Today in the Dauphin Herald – Oct 22 – 1914

1914 Oct 22 – Fork River

Mrs. Sam Reid and daughter, are spending a few days in Winnipeg with friends.
Miss Gertrude Cooper spent the week-end with her parents and returned to Dauphin on Monday.
Mrs. I. Humphreys has left for a few days visit to Winnipeg.
Mr. and Mrs. D. Kennedy returned on Saturday from a trip to Dauphin. They were accompanied by Mrs. W. Johnston, of Fork William.
Mrs. W. Davis’ sale on Thursday, was a very successful one. Dan Hamilton, of Dauphin, wielded he hammer and good prices were realized on everything put up, particularly his sister, Mrs. D. Kennedy.
Joe Johnston, of Fort William, is spending a few days here visiting his sister, Mrs. D. Kennedy.
Miss Clara Bradley, of Winnipegosis, spent the week-end here with Miss Gertrude Bradley, teacher of Mossey River School.
The mayor and alderman of Winnipegosis, were visitors to this burgh one day last week.
Mr. Simpson, of Winnipeg, was here lately paying the money for work done in this municipality. The Armstrong Trading Co.’s store was used as a paying office.
The first dance of the season came off in the Orange Hall on Friday last. It was well attended and all had an enjoyable time.
Alex. Cameron returned on Wednesday from a business trip to Dauphin.

1914 Oct 22 – Winnipegosis

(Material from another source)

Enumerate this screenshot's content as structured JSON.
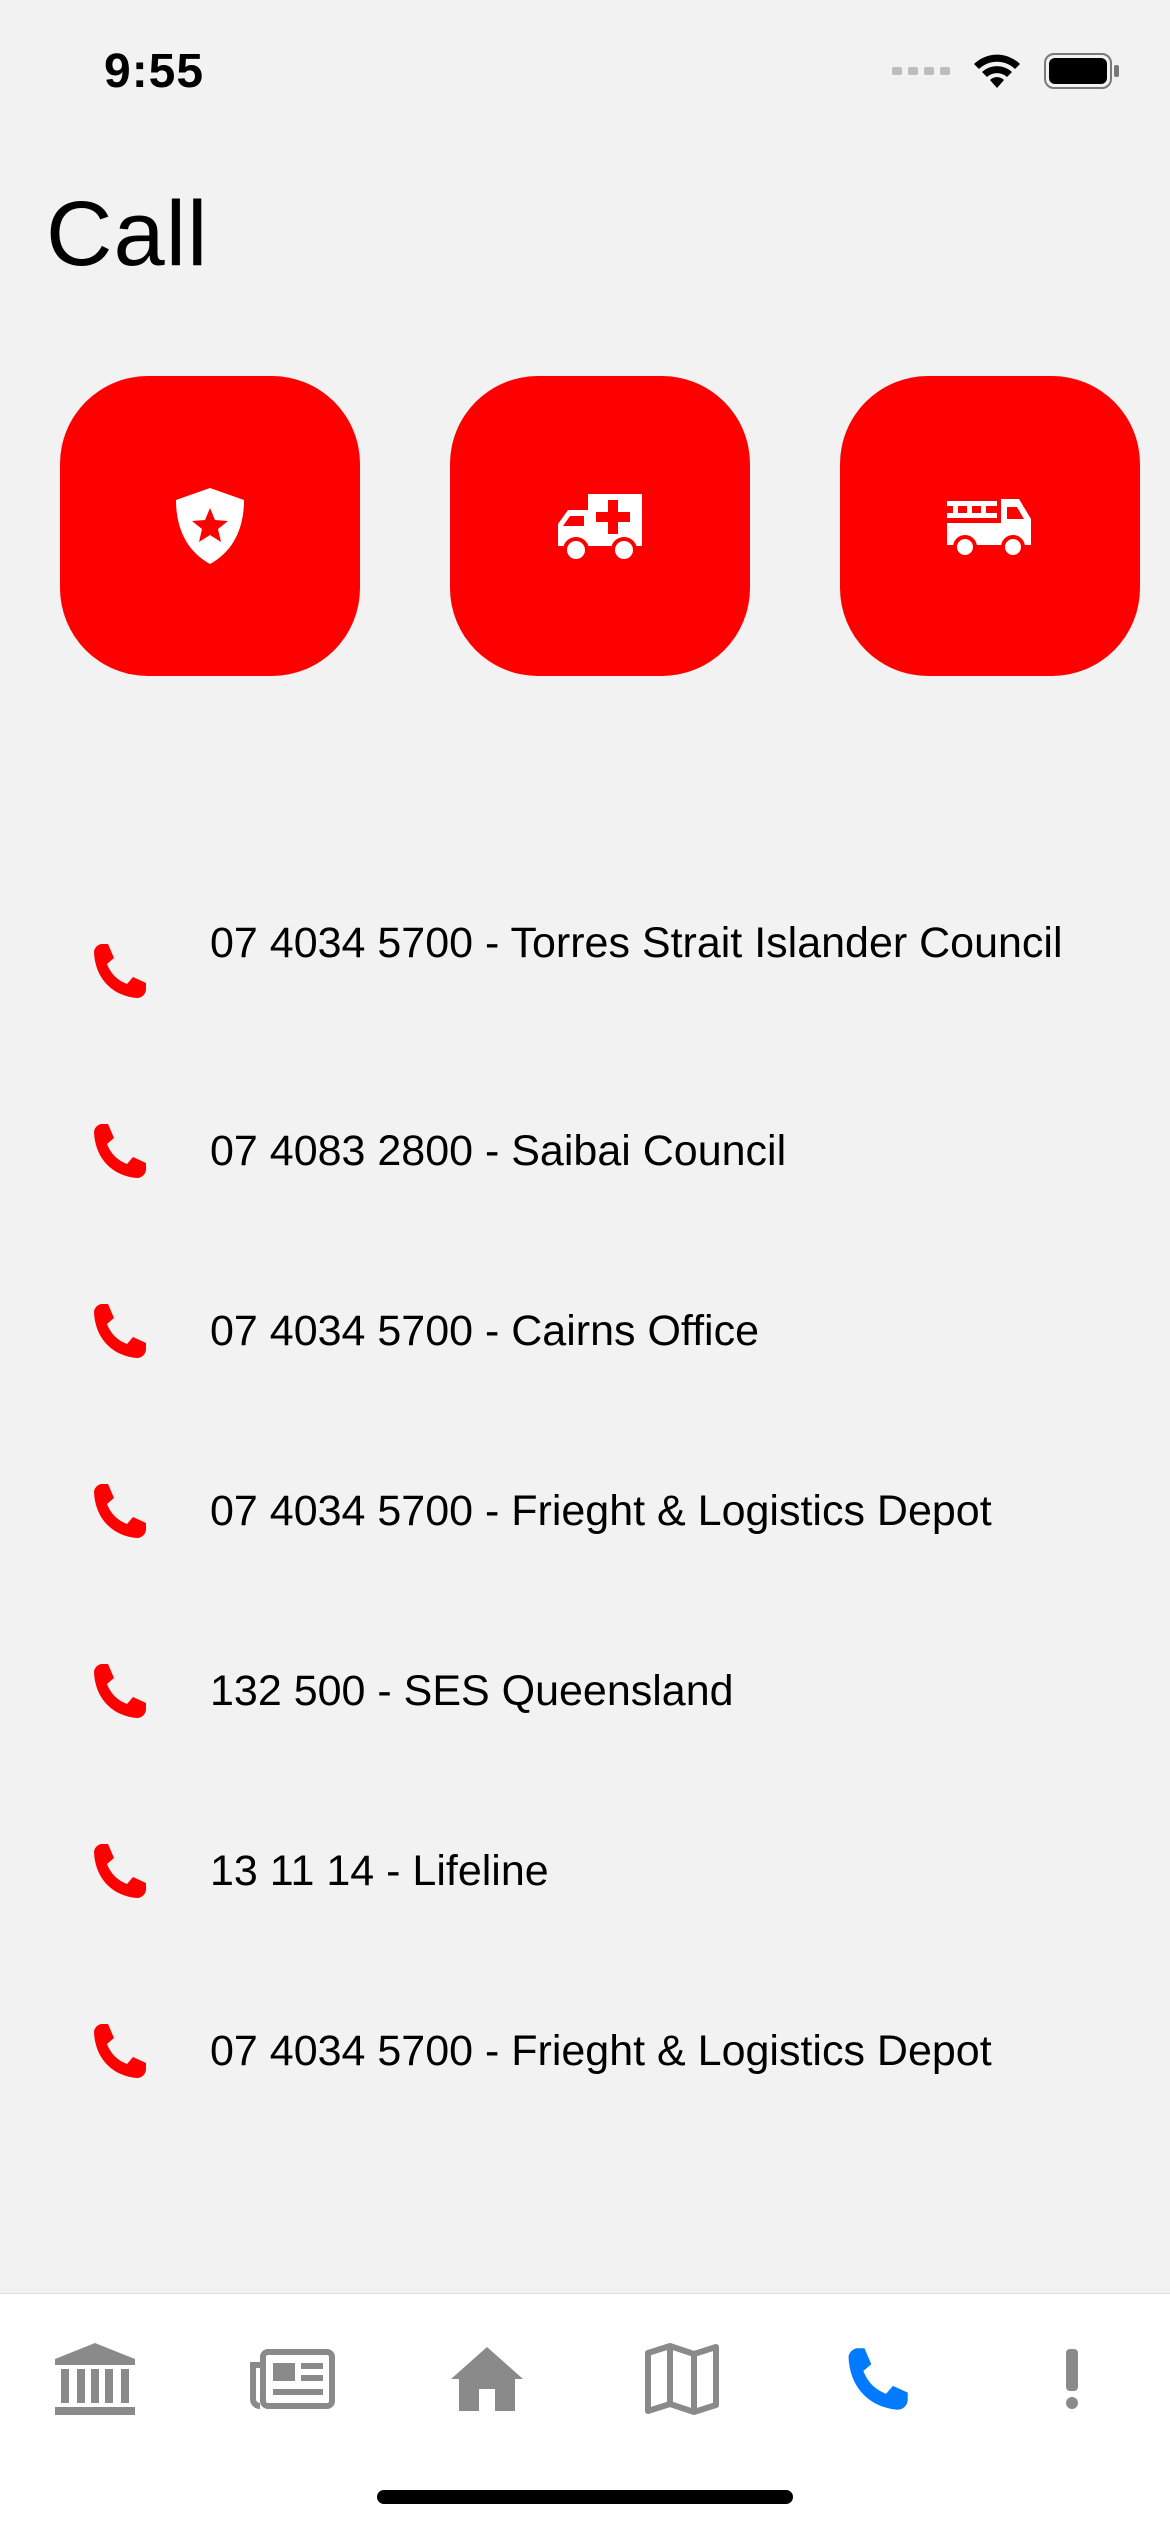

Our town is again assuming the even tenor of its way now that many of the fishermen are at the north end of the lake.
Mrs. P. McArthur has gone to the Pas to visit her daughter.
Inspector James made an inspection of the post office here last week. He stated that Postmaster Ketcheson had everything in good order.
J.W. McAuley took a carload of cattle to Winnipeg a few days ago.
Coun. F. Hechter was a Dauphin visitor in the early part of the week.
It is learned that there is every prospect of the township of swamp lads on the west of the town being thrown open for homesteading. Should the Dept. of the Interior consent to do this it will do much to help the development of the town. The land is good and with thrifty settlers on it would yield prolifle crops.
Mrs. W. Johnston has returned from Dauphin.
The sensation of late was the arrest of the man who had charge of the dredge here during the summer. He pleaded guilty and was let off on suspended sentence by the police magistrate at Winnipeg. It is learned that when the total of the goods taken was summed up to amounted to a large sum. The question now comes up, who was it that squealed, and did the squealer participate in the spoils. Yes, there is going to be further developments and one sensation is likely to follow another.